> **What you are asked to do**
Return all of the data exactly, omitting any images.

> **Dataset extract**

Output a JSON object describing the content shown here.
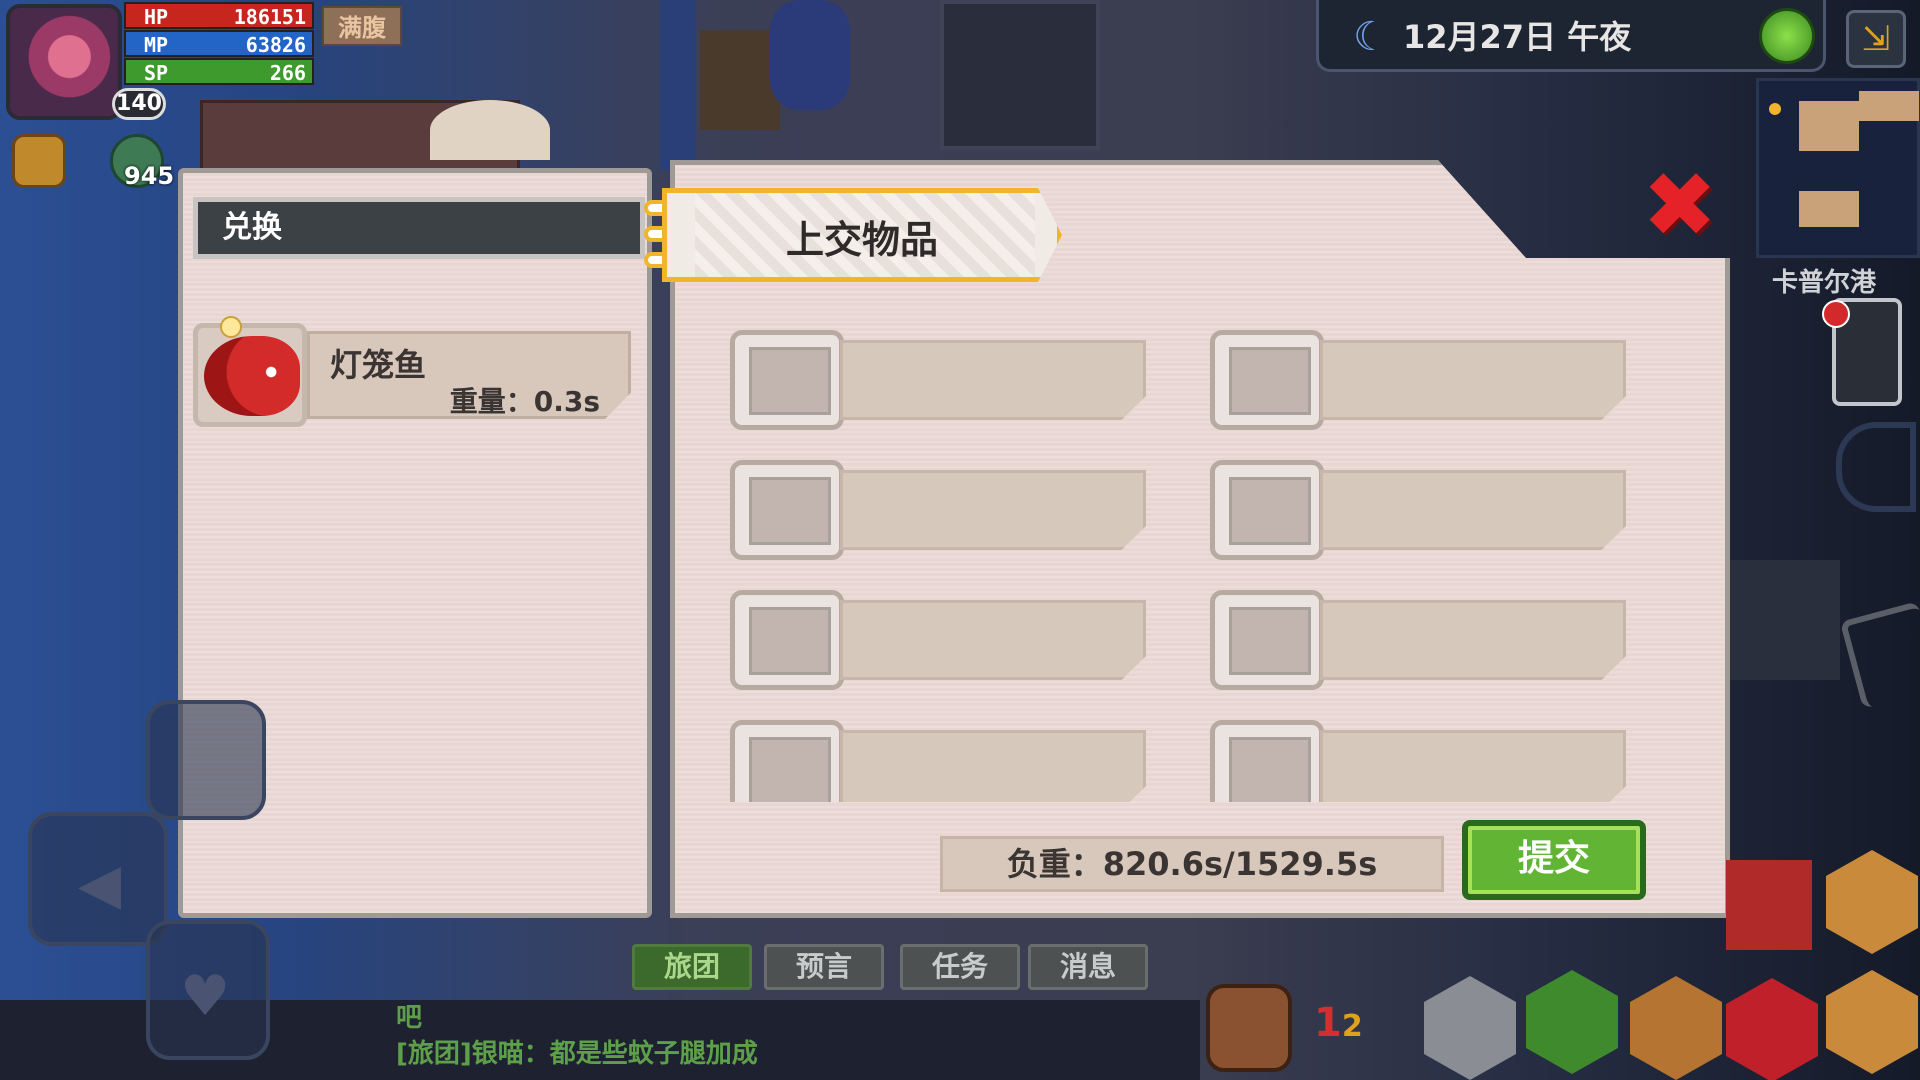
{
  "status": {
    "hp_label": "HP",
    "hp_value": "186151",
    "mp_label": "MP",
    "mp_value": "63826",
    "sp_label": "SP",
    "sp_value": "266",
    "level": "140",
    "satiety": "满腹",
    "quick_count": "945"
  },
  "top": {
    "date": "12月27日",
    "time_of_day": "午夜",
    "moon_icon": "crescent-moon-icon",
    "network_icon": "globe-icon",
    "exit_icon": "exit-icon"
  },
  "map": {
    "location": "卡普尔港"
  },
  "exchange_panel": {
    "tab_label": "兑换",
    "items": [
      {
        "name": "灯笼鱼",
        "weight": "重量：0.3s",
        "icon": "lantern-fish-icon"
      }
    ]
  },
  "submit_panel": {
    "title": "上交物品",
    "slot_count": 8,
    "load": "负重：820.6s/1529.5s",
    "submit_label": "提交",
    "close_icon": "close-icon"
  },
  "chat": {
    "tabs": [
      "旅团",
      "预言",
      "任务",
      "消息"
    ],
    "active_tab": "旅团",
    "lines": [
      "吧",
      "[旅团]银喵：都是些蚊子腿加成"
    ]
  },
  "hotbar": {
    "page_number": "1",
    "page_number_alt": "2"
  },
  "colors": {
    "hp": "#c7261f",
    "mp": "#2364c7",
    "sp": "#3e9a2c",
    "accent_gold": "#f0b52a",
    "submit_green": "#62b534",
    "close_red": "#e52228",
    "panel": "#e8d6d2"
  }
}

> **Output for this exercise**
Output a JSON object describing the content shown here.
{
  "status": {
    "hp_label": "HP",
    "hp_value": "186151",
    "mp_label": "MP",
    "mp_value": "63826",
    "sp_label": "SP",
    "sp_value": "266",
    "level": "140",
    "satiety": "满腹",
    "quick_count": "945"
  },
  "top": {
    "date": "12月27日",
    "time_of_day": "午夜",
    "moon_icon": "crescent-moon-icon",
    "network_icon": "globe-icon",
    "exit_icon": "exit-icon"
  },
  "map": {
    "location": "卡普尔港"
  },
  "exchange_panel": {
    "tab_label": "兑换",
    "items": [
      {
        "name": "灯笼鱼",
        "weight": "重量：0.3s",
        "icon": "lantern-fish-icon"
      }
    ]
  },
  "submit_panel": {
    "title": "上交物品",
    "slot_count": 8,
    "load": "负重：820.6s/1529.5s",
    "submit_label": "提交",
    "close_icon": "close-icon"
  },
  "chat": {
    "tabs": [
      "旅团",
      "预言",
      "任务",
      "消息"
    ],
    "active_tab": "旅团",
    "lines": [
      "吧",
      "[旅团]银喵：都是些蚊子腿加成"
    ]
  },
  "hotbar": {
    "page_number": "1",
    "page_number_alt": "2"
  },
  "colors": {
    "hp": "#c7261f",
    "mp": "#2364c7",
    "sp": "#3e9a2c",
    "accent_gold": "#f0b52a",
    "submit_green": "#62b534",
    "close_red": "#e52228",
    "panel": "#e8d6d2"
  }
}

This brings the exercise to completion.